Come September 15th, nominations will open for Podcast Awards.com Listener’s Choice Award. For 2008, Life of a Law Student will be seeking nomination for the Best Podcast in the area of Education so, come mid-September, we ask that all of our listeners go to http://podcastawards.com/ and give us a nomination. 40% of the decision on whether or not a podcast will be nominated is on the number of nominations, so we’ll be dropping reminders as we get closer to the date!
Can we count on you? Drop us a comment here and let us know!
A well regulated Militia, being necessary to the security of a free State, the right of the people to keep and bear Arms, shall not be infringed.
No other sentence has been the root of so much contention, confusion and controversy when it comes to the Bill of Rights. In this episode, we’ll be reviewing D.C. v. Heller, the landmark supreme court case that has defined the Second Amendment as an individual right.
Rob Wiltbank will be taking up the mantle as Project Lead for Life of a Law Student. As an established IT industry professional and a Criminal Justice as Pre-Law student, Rob will be adding undergrad content as he continues to push forward to expand the project.
On Friday, June 16th, 2006 I gave a talk at CALI’s annual Conference for Law School Computing. (For those who are unfamiliar with CALI, they are the Center for Computer Assisted Legal Instruction.)
The conference theme was “Rip, Mix, Learn” and my talk focused on Life of a Law Student.
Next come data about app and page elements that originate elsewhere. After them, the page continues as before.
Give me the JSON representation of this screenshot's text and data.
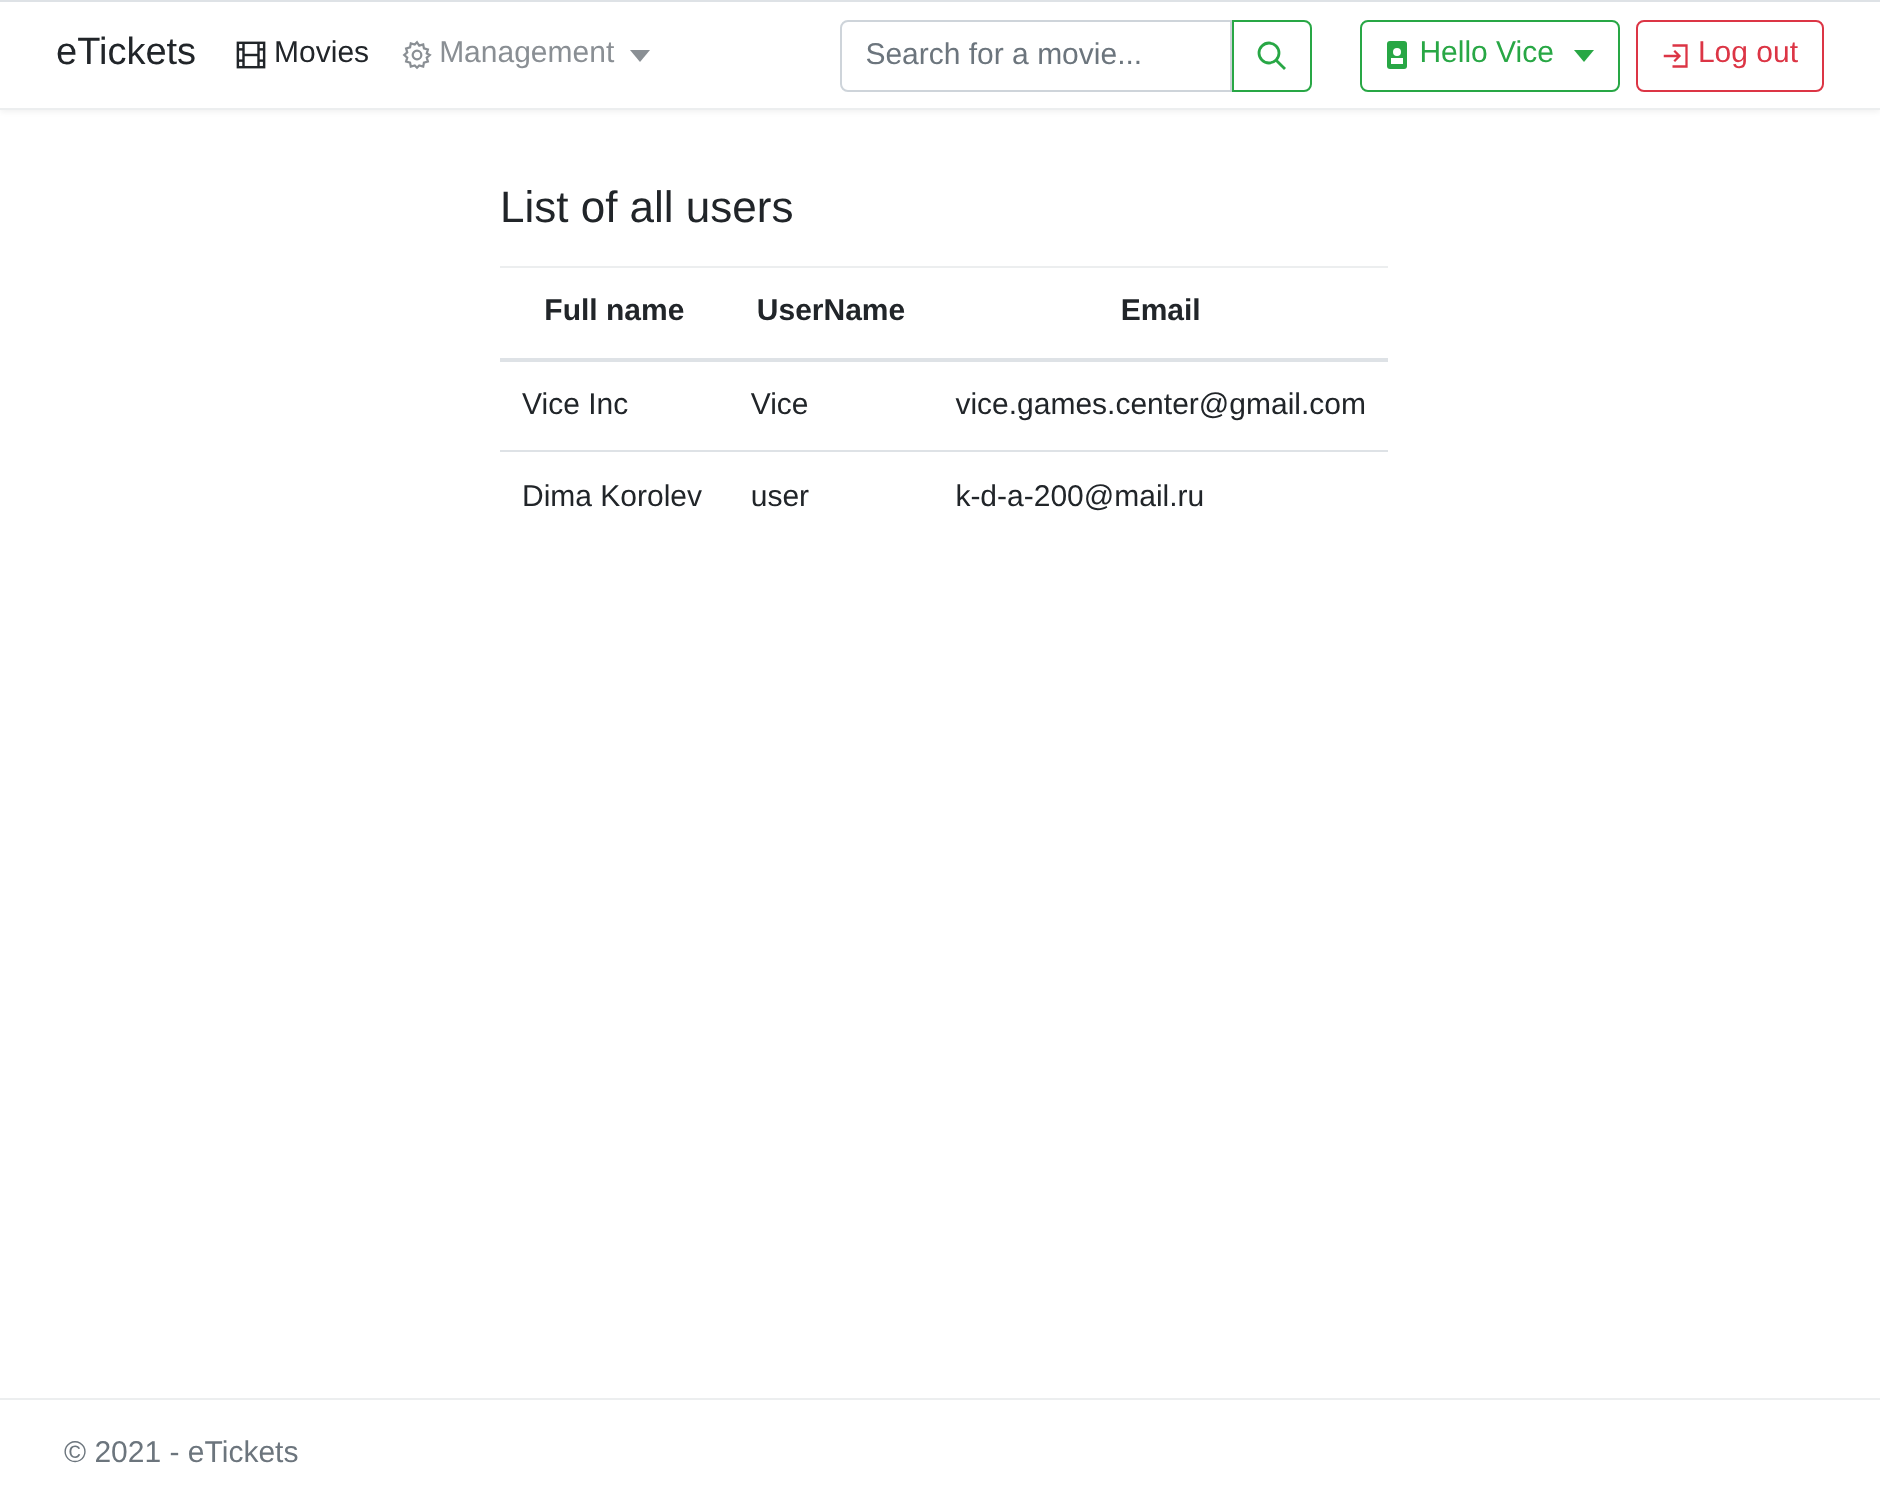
{
  "navbar": {
    "brand": "eTickets",
    "items": [
      {
        "label": "Movies",
        "kind": "link"
      },
      {
        "label": "Management",
        "kind": "dropdown"
      }
    ],
    "search": {
      "placeholder": "Search for a movie..."
    },
    "user_button": "Hello Vice",
    "logout_button": "Log out"
  },
  "page": {
    "title": "List of all users"
  },
  "table": {
    "columns": [
      "Full name",
      "UserName",
      "Email"
    ],
    "rows": [
      [
        "Vice Inc",
        "Vice",
        "vice.games.center@gmail.com"
      ],
      [
        "Dima Korolev",
        "user",
        "k-d-a-200@mail.ru"
      ]
    ]
  },
  "footer": "© 2021 - eTickets"
}
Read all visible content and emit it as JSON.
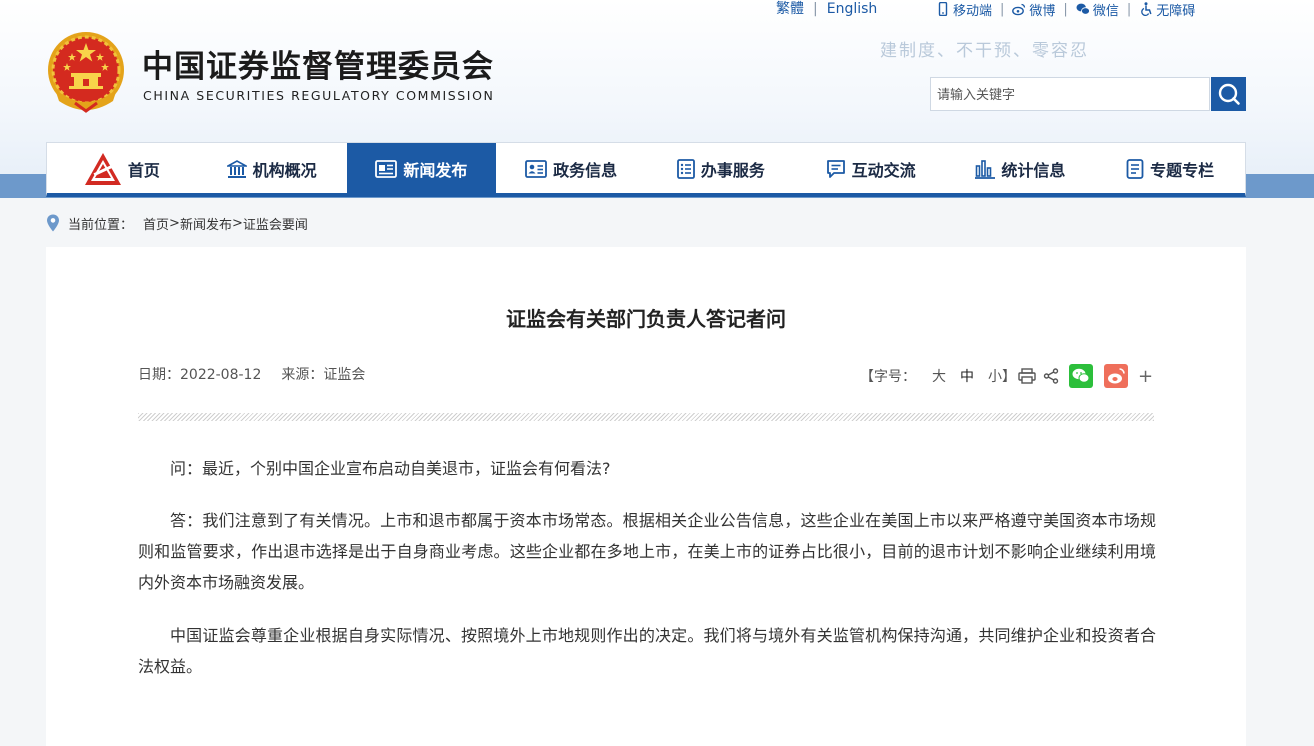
{
  "top_bar": {
    "traditional": "繁體",
    "english": "English",
    "mobile": "移动端",
    "weibo": "微博",
    "wechat": "微信",
    "accessibility": "无障碍"
  },
  "header": {
    "org_name_cn": "中国证券监督管理委员会",
    "org_name_en": "CHINA SECURITIES REGULATORY COMMISSION",
    "slogan": "建制度、不干预、零容忍"
  },
  "search": {
    "placeholder": "请输入关键字"
  },
  "nav": {
    "items": [
      {
        "label": "首页",
        "icon": "csrc-logo-icon"
      },
      {
        "label": "机构概况",
        "icon": "building-icon"
      },
      {
        "label": "新闻发布",
        "icon": "newspaper-icon",
        "active": true
      },
      {
        "label": "政务信息",
        "icon": "id-card-icon"
      },
      {
        "label": "办事服务",
        "icon": "service-list-icon"
      },
      {
        "label": "互动交流",
        "icon": "chat-icon"
      },
      {
        "label": "统计信息",
        "icon": "bar-chart-icon"
      },
      {
        "label": "专题专栏",
        "icon": "document-icon"
      }
    ],
    "accent_color": "#1c5aa5"
  },
  "breadcrumb": {
    "prefix": "当前位置：",
    "home": "首页",
    "sep1": ">",
    "section": "新闻发布",
    "sep2": ">",
    "current": "证监会要闻"
  },
  "article": {
    "title": "证监会有关部门负责人答记者问",
    "date": "日期：2022-08-12",
    "source": "来源：证监会",
    "font_size_label": "【字号：",
    "font_large": "大",
    "font_medium": "中",
    "font_small": "小】",
    "more": "+",
    "paragraphs": [
      "问：最近，个别中国企业宣布启动自美退市，证监会有何看法?",
      "答：我们注意到了有关情况。上市和退市都属于资本市场常态。根据相关企业公告信息，这些企业在美国上市以来严格遵守美国资本市场规则和监管要求，作出退市选择是出于自身商业考虑。这些企业都在多地上市，在美上市的证券占比很小，目前的退市计划不影响企业继续利用境内外资本市场融资发展。",
      "中国证监会尊重企业根据自身实际情况、按照境外上市地规则作出的决定。我们将与境外有关监管机构保持沟通，共同维护企业和投资者合法权益。"
    ]
  }
}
Topics of my talk included history, policies, and goals of the project, concerns and objections raised by my law professors, the technical details of how the podcast is produced, how I am working to bring on additional law students, and finally a Fair Use analysis.